■ **Task prompt**
Say how many lines of the material include "народження". Give the number without any other text.

%%

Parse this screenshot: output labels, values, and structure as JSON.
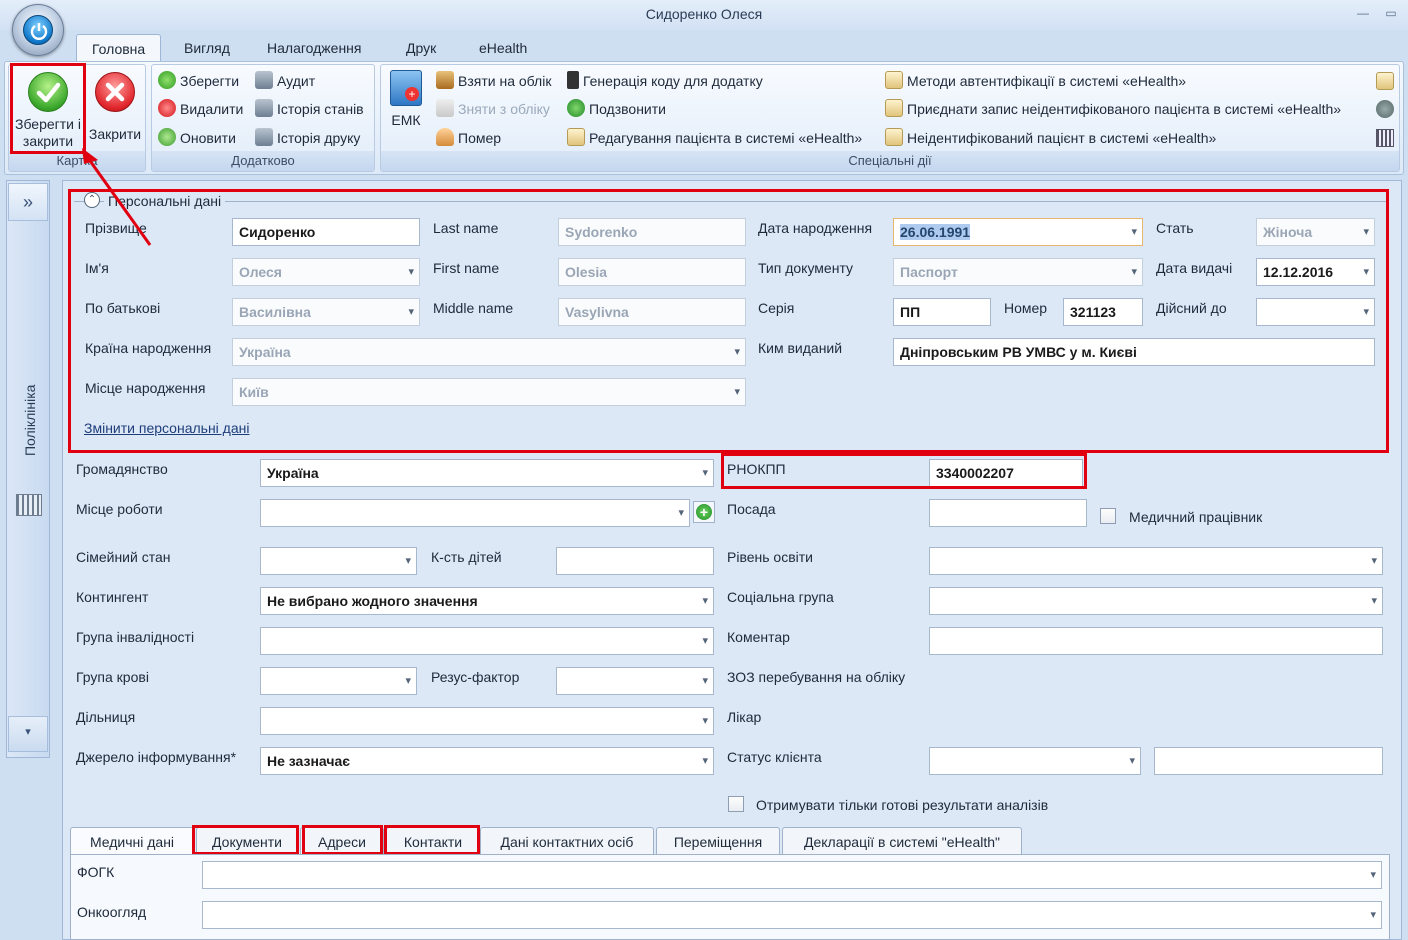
{
  "window": {
    "title": "Сидоренко Олеся"
  },
  "ribbon_tabs": [
    "Головна",
    "Вигляд",
    "Налагодження",
    "Друк",
    "eHealth"
  ],
  "ribbon": {
    "karta": {
      "label": "Картка",
      "save_close": "Зберегти і закрити",
      "close": "Закрити"
    },
    "dodatkovo": {
      "label": "Додатково",
      "save": "Зберегти",
      "delete": "Видалити",
      "refresh": "Оновити",
      "audit": "Аудит",
      "state_history": "Історія станів",
      "print_history": "Історія друку"
    },
    "special": {
      "label": "Спеціальні дії",
      "emk": "ЕМК",
      "take_register": "Взяти на облік",
      "remove_register": "Зняти з обліку",
      "died": "Помер",
      "gen_code": "Генерація коду для додатку",
      "call": "Подзвонити",
      "edit_patient": "Редагування пацієнта в системі «eHealth»",
      "auth_methods": "Методи автентифікації в системі «eHealth»",
      "attach_record": "Приєднати запис неідентифікованого пацієнта в системі «eHealth»",
      "unidentified": "Неідентифікований пацієнт в системі «eHealth»"
    }
  },
  "sidebar": {
    "label": "Поліклініка"
  },
  "personal": {
    "section_title": "Персональні дані",
    "surname_label": "Прізвище",
    "surname": "Сидоренко",
    "name_label": "Ім'я",
    "name": "Олеся",
    "patronymic_label": "По батькові",
    "patronymic": "Василівна",
    "lastname_label": "Last name",
    "lastname": "Sydorenko",
    "firstname_label": "First name",
    "firstname": "Olesia",
    "middlename_label": "Middle name",
    "middlename": "Vasylivna",
    "birth_country_label": "Країна народження",
    "birth_country": "Україна",
    "birth_place_label": "Місце народження",
    "birth_place": "Київ",
    "dob_label": "Дата народження",
    "dob": "26.06.1991",
    "doc_type_label": "Тип документу",
    "doc_type": "Паспорт",
    "series_label": "Серія",
    "series": "ПП",
    "number_label": "Номер",
    "number": "321123",
    "issued_by_label": "Ким виданий",
    "issued_by": "Дніпровським РВ УМВС  у м. Києві",
    "sex_label": "Стать",
    "sex": "Жіноча",
    "issue_date_label": "Дата видачі",
    "issue_date": "12.12.2016",
    "valid_to_label": "Дійсний до",
    "valid_to": "",
    "change_link": "Змінити персональні дані"
  },
  "form": {
    "citizenship_label": "Громадянство",
    "citizenship": "Україна",
    "rnokpp_label": "РНОКПП",
    "rnokpp": "3340002207",
    "work_label": "Місце роботи",
    "work": "",
    "position_label": "Посада",
    "position": "",
    "medical_worker_label": "Медичний працівник",
    "marital_label": "Сімейний стан",
    "children_label": "К-сть дітей",
    "education_label": "Рівень освіти",
    "contingent_label": "Контингент",
    "contingent": "Не вибрано жодного значення",
    "social_label": "Соціальна група",
    "disability_label": "Група інвалідності",
    "comment_label": "Коментар",
    "blood_label": "Група крові",
    "rh_label": "Резус-фактор",
    "zoz_label": "ЗОЗ перебування на обліку",
    "district_label": "Дільниця",
    "doctor_label": "Лікар",
    "source_label": "Джерело інформування*",
    "source": "Не зазначає",
    "client_status_label": "Статус клієнта",
    "ready_results_label": "Отримувати тільки готові результати аналізів"
  },
  "bottom_tabs": [
    "Медичні дані",
    "Документи",
    "Адреси",
    "Контакти",
    "Дані контактних осіб",
    "Переміщення",
    "Декларації в системі \"eHealth\""
  ],
  "medical": {
    "fogk_label": "ФОГК",
    "onko_label": "Онкоогляд"
  }
}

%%

■ **Output of the task**
3